Look at the chocolate treasury below. This is one that took quite some time to find items and keep it balanced. You can see that the items in the middle squares of each row have slightly lighter background shades than the ends of each row. In doing this I find my eyes go to the edges then are drawn in to the middle.
Balancing your Treasury is a great tool and a very good way to get noticed, but be aware that your top 3 lines need to have the strongest visual composition. That doesn’t mean just throw anything into the last line though (although I’ll admit I have been guilty of this). Only 12 lines get displayed on the Front Page, and it’s not always the 12 you might expect.
It can be a little disappointing for the artists in the bottom row, and the composition is a little different, but apart from encouraging visitors to click the ‘handpicked by’ link, there isn’t much we can do about it. Just be grateful for the attention, I guess!
Anyway, back to talking bout building a Treasury. Treasuries can have all sorts of themes or titles. Over my 5 years on Etsy I’ve illustrated song lyrics, focused on clothing styles, chosen topical holiday themes and sometimes just used colours. Some are harder than others and really take some lateral thinking to fill in the blanks.
For the melon treasury I knew that if I just typed in melon I would probably get a lot of bath products or candles and not much else. So I brainstormed the colours and feelings I got when I think of melon. Some of the things I searched for were:
Honeydew, light green, spring, tangerine, peach, ombre, watermelon, rockmelon, cantaloupe, citrus, lime, melon, orange.

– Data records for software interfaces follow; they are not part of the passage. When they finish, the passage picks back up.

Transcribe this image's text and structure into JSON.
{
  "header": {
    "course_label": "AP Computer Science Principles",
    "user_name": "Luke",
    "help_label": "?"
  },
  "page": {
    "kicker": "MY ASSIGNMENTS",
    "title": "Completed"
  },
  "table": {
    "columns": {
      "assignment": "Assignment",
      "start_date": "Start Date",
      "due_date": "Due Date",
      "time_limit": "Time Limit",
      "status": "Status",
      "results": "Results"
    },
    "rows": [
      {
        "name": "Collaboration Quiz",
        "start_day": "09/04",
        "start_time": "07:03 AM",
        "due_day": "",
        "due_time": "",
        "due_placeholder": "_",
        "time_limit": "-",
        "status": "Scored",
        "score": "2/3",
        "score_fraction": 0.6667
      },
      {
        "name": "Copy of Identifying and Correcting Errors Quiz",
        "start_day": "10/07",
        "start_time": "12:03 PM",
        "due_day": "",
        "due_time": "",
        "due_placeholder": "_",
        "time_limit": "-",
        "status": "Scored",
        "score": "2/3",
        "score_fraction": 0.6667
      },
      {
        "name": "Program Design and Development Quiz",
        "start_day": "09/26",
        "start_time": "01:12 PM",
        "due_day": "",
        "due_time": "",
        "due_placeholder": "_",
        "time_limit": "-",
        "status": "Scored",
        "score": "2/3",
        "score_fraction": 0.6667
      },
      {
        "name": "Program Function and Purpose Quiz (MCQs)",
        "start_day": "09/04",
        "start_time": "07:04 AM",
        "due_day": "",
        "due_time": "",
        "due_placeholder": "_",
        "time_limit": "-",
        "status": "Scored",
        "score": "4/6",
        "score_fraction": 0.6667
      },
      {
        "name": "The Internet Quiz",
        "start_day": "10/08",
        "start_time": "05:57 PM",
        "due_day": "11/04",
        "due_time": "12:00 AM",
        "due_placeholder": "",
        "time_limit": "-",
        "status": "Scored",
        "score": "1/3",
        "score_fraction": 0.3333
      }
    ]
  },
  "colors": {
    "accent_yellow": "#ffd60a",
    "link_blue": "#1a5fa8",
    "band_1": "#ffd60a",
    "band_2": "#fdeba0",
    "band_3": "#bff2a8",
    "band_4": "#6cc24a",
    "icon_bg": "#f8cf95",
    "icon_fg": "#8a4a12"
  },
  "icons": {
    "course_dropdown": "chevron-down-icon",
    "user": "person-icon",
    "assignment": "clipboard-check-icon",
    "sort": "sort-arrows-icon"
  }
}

A better example is my Lazy Breakfast treasury which made it to the Etsy main front page and has had over 560 views.
Whilst I did type in ‘breakfast’ as a search item, it didn’t get me very far. So I had to think about what I would have around me at breakfast time or what I’d want in a cafe. This was a case where well styled product photos came into play, such as the chocolate from Cricklewood Chocolate (which admittedly, I probably would eat for breakfast). I can’t recall exactly how it came up in search (perhaps via their green tea choccy which is very nice) but if i hadn’t been searching for things to have with breakfast (tea), I would never have tried their amazing wares.
For this treasury, some of the things I searched for were:
tea, coffee, museli, citrus, grapefruit, bacon, eggs, fruit, breakfast, toast
I remember the Treasury took couple of hours to put together, pretty tough one, but it was fun! The idea was to create a nice feeling like you get when you open a lifestyle magazine or browse for your home boards on Pinterest.
I hope you’ve enjoyed reading through my tips and have picked up some ideas for your next collation. Feel free to experiment with some of my shop items!